- WHAT THE TASK REQUIRES
Your reply should hold every entry below exactly as written and none of the pictures.

- MATERIAL PROVIDED
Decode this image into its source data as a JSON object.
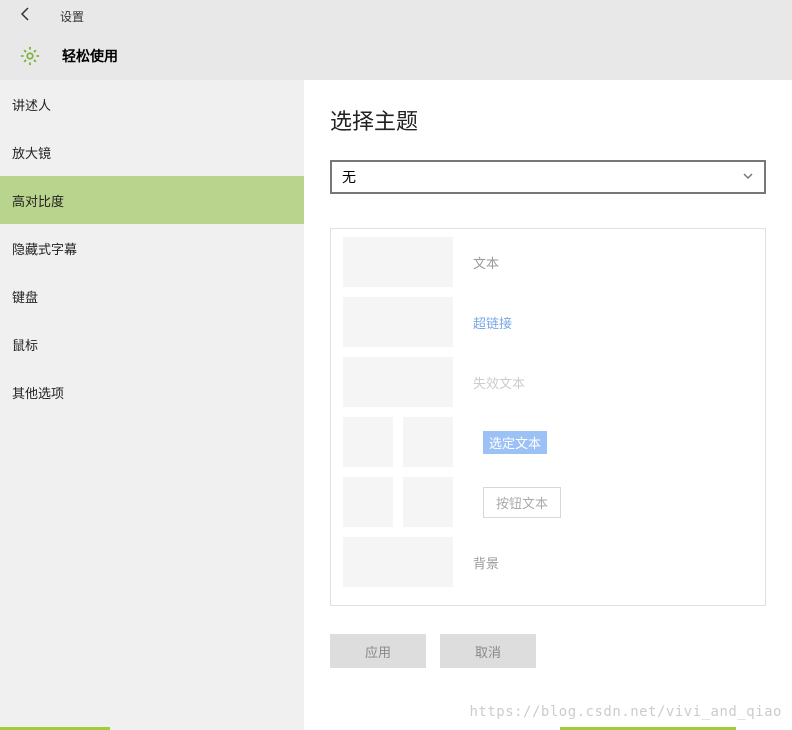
{
  "header": {
    "title": "设置"
  },
  "subheader": {
    "title": "轻松使用"
  },
  "sidebar": {
    "items": [
      {
        "label": "讲述人"
      },
      {
        "label": "放大镜"
      },
      {
        "label": "高对比度"
      },
      {
        "label": "隐藏式字幕"
      },
      {
        "label": "键盘"
      },
      {
        "label": "鼠标"
      },
      {
        "label": "其他选项"
      }
    ]
  },
  "content": {
    "title": "选择主题",
    "theme_select_value": "无",
    "preview": {
      "text_label": "文本",
      "hyperlink_label": "超链接",
      "disabled_label": "失效文本",
      "selected_label": "选定文本",
      "button_label": "按钮文本",
      "background_label": "背景"
    },
    "buttons": {
      "apply": "应用",
      "cancel": "取消"
    }
  },
  "watermark": "https://blog.csdn.net/vivi_and_qiao"
}
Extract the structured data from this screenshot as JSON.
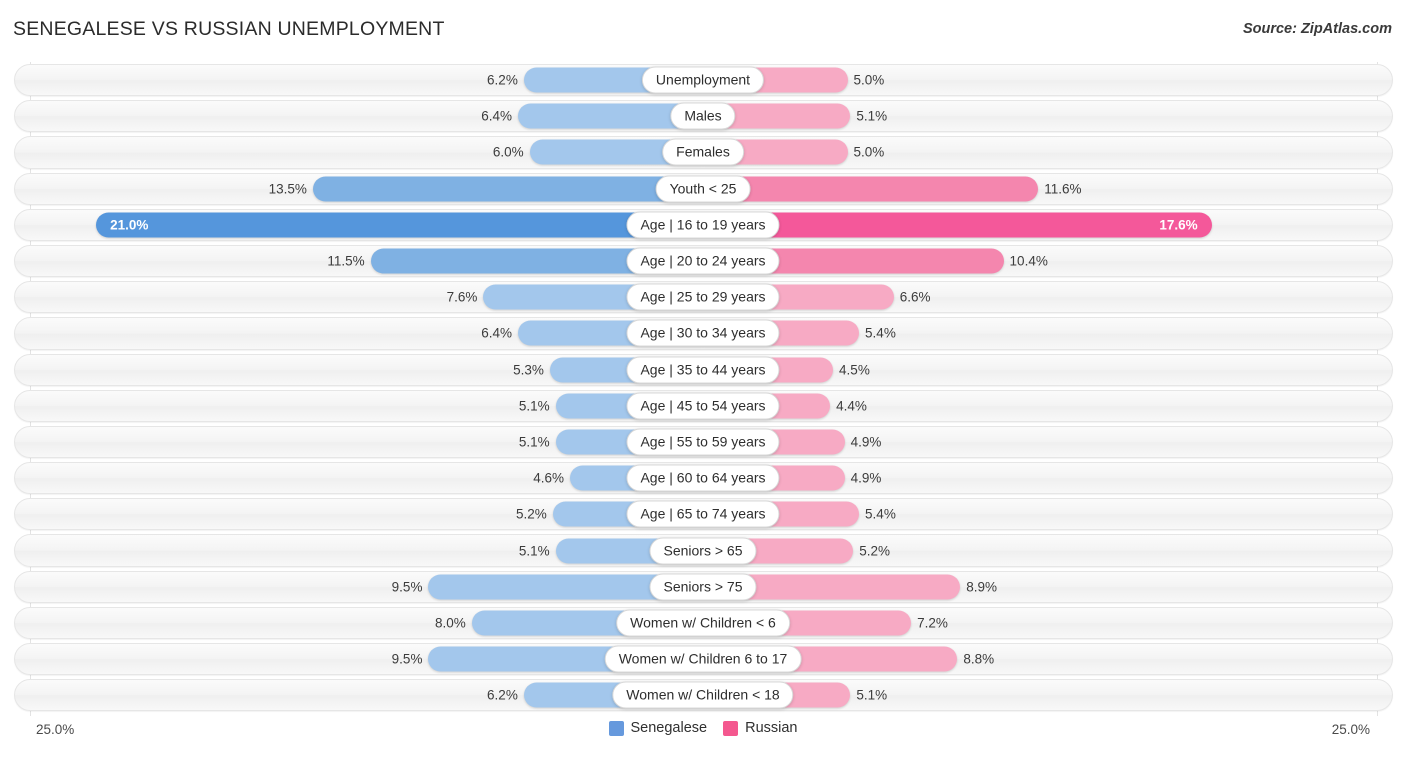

- EXERCISE ANSWER
Decode this image into its source data as a JSON object.
{
  "header": {
    "title": "设置"
  },
  "subheader": {
    "title": "轻松使用"
  },
  "sidebar": {
    "items": [
      {
        "label": "讲述人"
      },
      {
        "label": "放大镜"
      },
      {
        "label": "高对比度"
      },
      {
        "label": "隐藏式字幕"
      },
      {
        "label": "键盘"
      },
      {
        "label": "鼠标"
      },
      {
        "label": "其他选项"
      }
    ]
  },
  "content": {
    "title": "选择主题",
    "theme_select_value": "无",
    "preview": {
      "text_label": "文本",
      "hyperlink_label": "超链接",
      "disabled_label": "失效文本",
      "selected_label": "选定文本",
      "button_label": "按钮文本",
      "background_label": "背景"
    },
    "buttons": {
      "apply": "应用",
      "cancel": "取消"
    }
  },
  "watermark": "https://blog.csdn.net/vivi_and_qiao"
}
Extract the structured data from this screenshot as JSON.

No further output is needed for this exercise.